The University of Southern California is reeling under allegations of campus drug use by the former medical school dean, Dr. Carmen A. Puliafito, who has been fired. People are calling this situation a scandal, which it is in the way the university covered it up, but I view this as more of a tragedy. Addiction is an issue that impacts almost every organization and every walk of life. It is an illness that is poorly understood and even more poorly treated. Addiction never happens in a vacuum. There are always indicators that there is an issue. What is lacking are appropriate interventions. If a school of medicine fails to understand this, how in the world can we possibly expect other organizations to do so?

 Last week, I blogged about the tragic death of a lawyer who was lost to addiction. It is incumbent on every organization to contact professionals who deal with addictions in order to recognize the indicators, understand the positive methods by which to intervene at the earliest possible stage, and learn how to support the individual. Bystanders, friends and family also have an obligation here. They almost always know there is something amiss. To them I offer the same advice—educate yourself.
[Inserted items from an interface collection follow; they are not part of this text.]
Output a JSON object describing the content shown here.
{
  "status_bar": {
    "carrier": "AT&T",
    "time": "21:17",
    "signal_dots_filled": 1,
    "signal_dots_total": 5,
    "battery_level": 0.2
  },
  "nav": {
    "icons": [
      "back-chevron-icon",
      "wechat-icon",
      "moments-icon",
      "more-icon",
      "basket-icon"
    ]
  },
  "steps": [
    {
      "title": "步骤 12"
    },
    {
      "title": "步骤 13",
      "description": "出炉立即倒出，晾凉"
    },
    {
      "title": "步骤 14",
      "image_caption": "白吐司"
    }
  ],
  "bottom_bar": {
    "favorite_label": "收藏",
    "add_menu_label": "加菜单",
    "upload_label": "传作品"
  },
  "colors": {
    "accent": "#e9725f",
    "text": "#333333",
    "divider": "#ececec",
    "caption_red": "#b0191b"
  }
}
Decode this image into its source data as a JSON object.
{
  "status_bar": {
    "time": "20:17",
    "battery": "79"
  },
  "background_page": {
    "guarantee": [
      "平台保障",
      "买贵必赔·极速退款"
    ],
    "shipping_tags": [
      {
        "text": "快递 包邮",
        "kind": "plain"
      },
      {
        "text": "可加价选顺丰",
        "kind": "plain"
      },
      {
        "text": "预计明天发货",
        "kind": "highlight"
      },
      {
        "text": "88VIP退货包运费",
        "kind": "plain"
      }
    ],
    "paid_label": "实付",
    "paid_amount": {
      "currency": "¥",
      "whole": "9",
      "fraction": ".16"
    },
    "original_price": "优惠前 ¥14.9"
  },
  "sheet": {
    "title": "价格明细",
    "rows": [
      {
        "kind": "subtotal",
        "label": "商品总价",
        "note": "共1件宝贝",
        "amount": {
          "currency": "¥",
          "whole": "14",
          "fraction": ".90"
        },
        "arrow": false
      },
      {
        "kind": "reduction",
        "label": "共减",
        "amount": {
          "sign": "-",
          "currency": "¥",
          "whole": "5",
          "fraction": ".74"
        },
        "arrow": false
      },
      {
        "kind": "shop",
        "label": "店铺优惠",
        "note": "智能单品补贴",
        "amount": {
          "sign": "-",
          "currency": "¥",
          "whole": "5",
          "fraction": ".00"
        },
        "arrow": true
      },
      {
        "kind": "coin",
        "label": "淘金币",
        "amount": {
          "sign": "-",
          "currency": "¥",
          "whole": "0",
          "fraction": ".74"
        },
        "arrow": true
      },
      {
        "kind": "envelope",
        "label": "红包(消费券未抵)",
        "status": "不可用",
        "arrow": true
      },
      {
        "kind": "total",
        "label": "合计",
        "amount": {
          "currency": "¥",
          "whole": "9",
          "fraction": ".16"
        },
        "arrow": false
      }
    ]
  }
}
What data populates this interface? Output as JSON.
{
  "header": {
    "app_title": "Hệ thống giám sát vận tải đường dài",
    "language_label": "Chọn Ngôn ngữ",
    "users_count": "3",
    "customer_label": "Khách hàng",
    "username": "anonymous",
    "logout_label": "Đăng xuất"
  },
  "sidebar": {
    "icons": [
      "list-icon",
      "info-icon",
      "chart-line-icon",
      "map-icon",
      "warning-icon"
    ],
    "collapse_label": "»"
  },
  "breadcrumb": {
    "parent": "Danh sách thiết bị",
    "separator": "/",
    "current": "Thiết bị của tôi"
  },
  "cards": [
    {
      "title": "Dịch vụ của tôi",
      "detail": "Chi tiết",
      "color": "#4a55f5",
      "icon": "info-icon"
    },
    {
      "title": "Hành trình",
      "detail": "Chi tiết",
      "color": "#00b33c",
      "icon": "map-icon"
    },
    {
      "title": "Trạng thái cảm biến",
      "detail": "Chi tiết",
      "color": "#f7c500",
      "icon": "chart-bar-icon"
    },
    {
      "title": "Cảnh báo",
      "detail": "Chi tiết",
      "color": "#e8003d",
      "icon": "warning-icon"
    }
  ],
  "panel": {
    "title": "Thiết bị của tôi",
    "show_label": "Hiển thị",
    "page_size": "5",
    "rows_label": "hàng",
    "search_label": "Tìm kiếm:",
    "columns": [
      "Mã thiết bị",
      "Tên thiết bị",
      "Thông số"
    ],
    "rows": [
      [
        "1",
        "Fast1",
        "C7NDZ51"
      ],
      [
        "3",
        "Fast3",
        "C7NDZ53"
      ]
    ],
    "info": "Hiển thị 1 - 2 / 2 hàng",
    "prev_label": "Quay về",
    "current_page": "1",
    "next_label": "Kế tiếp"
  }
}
The life you save may be someone very close to you.

Andrew Faas is the author of From Bully to Bull’s-Eye: Move Your Organization Out of the Line of Fire

Photo credit: USC